In the entries, find all lines that hold the word "Types" and copy them.

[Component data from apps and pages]
--- START ---
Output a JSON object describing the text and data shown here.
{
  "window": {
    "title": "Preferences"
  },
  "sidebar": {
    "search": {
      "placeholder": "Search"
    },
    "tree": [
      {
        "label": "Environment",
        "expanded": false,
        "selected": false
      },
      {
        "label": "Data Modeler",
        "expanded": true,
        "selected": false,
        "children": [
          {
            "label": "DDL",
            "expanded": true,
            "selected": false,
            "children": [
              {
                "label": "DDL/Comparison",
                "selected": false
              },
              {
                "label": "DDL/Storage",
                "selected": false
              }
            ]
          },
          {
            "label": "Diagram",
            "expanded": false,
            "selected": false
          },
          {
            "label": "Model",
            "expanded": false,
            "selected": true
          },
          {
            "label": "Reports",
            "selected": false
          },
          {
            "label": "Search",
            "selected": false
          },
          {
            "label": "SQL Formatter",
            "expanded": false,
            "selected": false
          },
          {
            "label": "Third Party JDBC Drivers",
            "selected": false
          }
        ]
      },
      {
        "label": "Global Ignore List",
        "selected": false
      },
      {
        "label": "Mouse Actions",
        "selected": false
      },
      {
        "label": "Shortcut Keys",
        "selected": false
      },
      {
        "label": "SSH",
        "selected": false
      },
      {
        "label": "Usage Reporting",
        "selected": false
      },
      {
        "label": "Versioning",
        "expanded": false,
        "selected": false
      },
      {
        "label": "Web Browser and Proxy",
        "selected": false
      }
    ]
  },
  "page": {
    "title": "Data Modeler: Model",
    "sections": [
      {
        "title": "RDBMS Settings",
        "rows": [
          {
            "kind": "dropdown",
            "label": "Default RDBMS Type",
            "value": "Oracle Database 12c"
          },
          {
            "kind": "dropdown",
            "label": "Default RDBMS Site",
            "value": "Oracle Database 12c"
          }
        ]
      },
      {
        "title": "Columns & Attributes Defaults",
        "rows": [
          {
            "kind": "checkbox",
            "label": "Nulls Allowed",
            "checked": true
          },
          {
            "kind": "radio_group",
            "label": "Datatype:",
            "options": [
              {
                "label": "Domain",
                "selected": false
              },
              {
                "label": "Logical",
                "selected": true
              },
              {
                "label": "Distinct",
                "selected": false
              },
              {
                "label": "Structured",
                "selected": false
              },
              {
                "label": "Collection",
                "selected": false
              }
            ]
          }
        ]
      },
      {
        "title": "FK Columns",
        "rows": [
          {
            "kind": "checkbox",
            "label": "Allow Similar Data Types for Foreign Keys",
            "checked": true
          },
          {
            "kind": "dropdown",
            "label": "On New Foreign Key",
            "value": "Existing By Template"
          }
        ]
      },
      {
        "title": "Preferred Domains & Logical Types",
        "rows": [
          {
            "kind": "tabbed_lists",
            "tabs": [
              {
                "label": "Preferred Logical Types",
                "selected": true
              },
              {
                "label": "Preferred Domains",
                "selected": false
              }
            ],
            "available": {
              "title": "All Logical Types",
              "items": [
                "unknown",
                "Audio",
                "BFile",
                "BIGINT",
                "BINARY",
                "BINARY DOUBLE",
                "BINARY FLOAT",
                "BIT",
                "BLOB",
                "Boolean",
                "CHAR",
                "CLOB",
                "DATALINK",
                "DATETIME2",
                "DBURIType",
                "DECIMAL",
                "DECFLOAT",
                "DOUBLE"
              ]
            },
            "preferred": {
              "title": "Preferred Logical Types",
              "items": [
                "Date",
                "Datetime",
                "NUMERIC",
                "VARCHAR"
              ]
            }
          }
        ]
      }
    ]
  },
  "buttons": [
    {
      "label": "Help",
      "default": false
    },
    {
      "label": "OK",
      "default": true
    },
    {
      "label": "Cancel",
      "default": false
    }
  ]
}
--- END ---
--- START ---
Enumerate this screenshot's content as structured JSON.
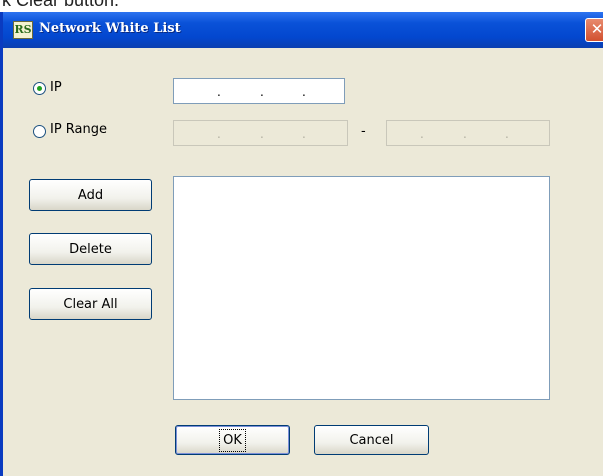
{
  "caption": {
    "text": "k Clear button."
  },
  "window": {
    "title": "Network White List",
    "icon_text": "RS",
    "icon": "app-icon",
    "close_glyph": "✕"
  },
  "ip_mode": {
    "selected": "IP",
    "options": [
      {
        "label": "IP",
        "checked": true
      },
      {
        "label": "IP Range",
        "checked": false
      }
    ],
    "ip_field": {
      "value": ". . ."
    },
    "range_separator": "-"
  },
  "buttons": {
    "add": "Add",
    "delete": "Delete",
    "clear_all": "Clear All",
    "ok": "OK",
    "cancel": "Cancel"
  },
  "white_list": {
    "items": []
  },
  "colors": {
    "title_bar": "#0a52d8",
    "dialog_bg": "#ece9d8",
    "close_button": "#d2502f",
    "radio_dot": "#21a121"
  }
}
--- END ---
* [TASK RESPONSE]
            "label": "Allow Similar Data Types for Foreign Keys",
        "title": "Preferred Domains & Logical Types",
                "label": "Preferred Logical Types",
              "title": "All Logical Types",
              "title": "Preferred Logical Types",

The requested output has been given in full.